Human rights advocacy group Liberty said communities have been subjected to disproportionate and harmful policing while staff at Number 10 have been "attending drinks parties".
Of these, 31 were recorded from May 17, 2021, when different households were allowed to mix indoors for the first time following several months of lockdown.
Since that date, some forces have revised down their total number of fines, while others have issued hundreds.
FPNs can be rescinded following a review, or cancelled altogether if multiple were issued in error, leading to some areas seeing a fall in the number of fines over time.
Across England and Wales, 124,581 fines have been issued by the 43 territorial police forces, British Transport Police and Ministry of Defence for alleged breaches of Covid-19-related laws since the pandemic began.
Liberty said the Government has given the police ‘blunt and coercive powers to enforce lockdowns’, when it should have been prioritising public health.
Jun Pang, Liberty policy and campaigns officer at the organisation, said: “Throughout the pandemic we have seen over-zealous policing and chaotic communications, leaving people confused and fearful of prosecution.
“The discrepancies in these regional figures show that the restrictions were unclear, leaving it up to local police forces to interpret the law. Clearly, this opened the door to inconsistency and discrimination.”
The Government has recently come under fire following a series of reports on parties and large gatherings at Number 10 Downing Street, while the rest of the UK was under restrictions.
Prime Minister Boris Johnson has already apologised after it emerged his principal private secretary, Martin Reynolds, invited more than 100 members of staff to a ‘bring your own booze’ party in the Number 10 garden in May 2020 during the first lockdown.
Of the FPNs issued across England and Wales so far, 377 were for holding a gathering of more than 30 people – with 21 in Nottinghamshire.
Ms Pang said: “Now we know that while some communities were being subjected to disproportionate and harmful policing and locked out of support, those in power were attending drinks parties at Number 10.
“This is typical of a Government that sees itself as above the law – and that is currently pushing through various pieces of legislation to make itself untouchable.”
An NPCC spokesman said all forces have first sought to engage and explain Covid laws to people, and only enforce them when necessary.
Assistant Chief Constable Owen Weatherill, NPCC lead for Operation Talla, the police response to the pandemic, said there are still some restrictions – such as the use of face coverings and self-isolation rules – in place for good reason.

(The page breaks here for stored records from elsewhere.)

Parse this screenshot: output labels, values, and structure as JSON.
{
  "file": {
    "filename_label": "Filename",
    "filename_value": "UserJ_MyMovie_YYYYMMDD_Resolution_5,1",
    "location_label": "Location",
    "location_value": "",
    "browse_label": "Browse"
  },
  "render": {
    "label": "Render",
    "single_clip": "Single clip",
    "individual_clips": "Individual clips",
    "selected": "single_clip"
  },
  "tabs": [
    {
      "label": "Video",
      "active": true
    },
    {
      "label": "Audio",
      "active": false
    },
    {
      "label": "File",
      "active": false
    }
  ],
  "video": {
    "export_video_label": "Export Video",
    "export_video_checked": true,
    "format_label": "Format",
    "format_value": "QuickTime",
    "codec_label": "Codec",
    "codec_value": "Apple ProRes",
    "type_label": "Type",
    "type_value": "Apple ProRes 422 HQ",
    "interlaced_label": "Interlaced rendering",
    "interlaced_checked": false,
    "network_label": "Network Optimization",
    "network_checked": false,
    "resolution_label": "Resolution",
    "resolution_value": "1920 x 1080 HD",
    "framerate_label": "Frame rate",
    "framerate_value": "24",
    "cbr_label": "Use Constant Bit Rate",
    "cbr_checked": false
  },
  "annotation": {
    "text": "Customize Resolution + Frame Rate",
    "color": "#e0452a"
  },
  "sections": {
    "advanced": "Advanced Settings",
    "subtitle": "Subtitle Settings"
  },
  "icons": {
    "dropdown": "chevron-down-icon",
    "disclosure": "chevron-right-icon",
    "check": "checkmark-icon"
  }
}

He said: “We have observed high compliance by the public.
"Officers have rarely had to use their powers in recent months, only enforcing where there are clear breaches of the rules or people haven't responded to explanation and encouragement.”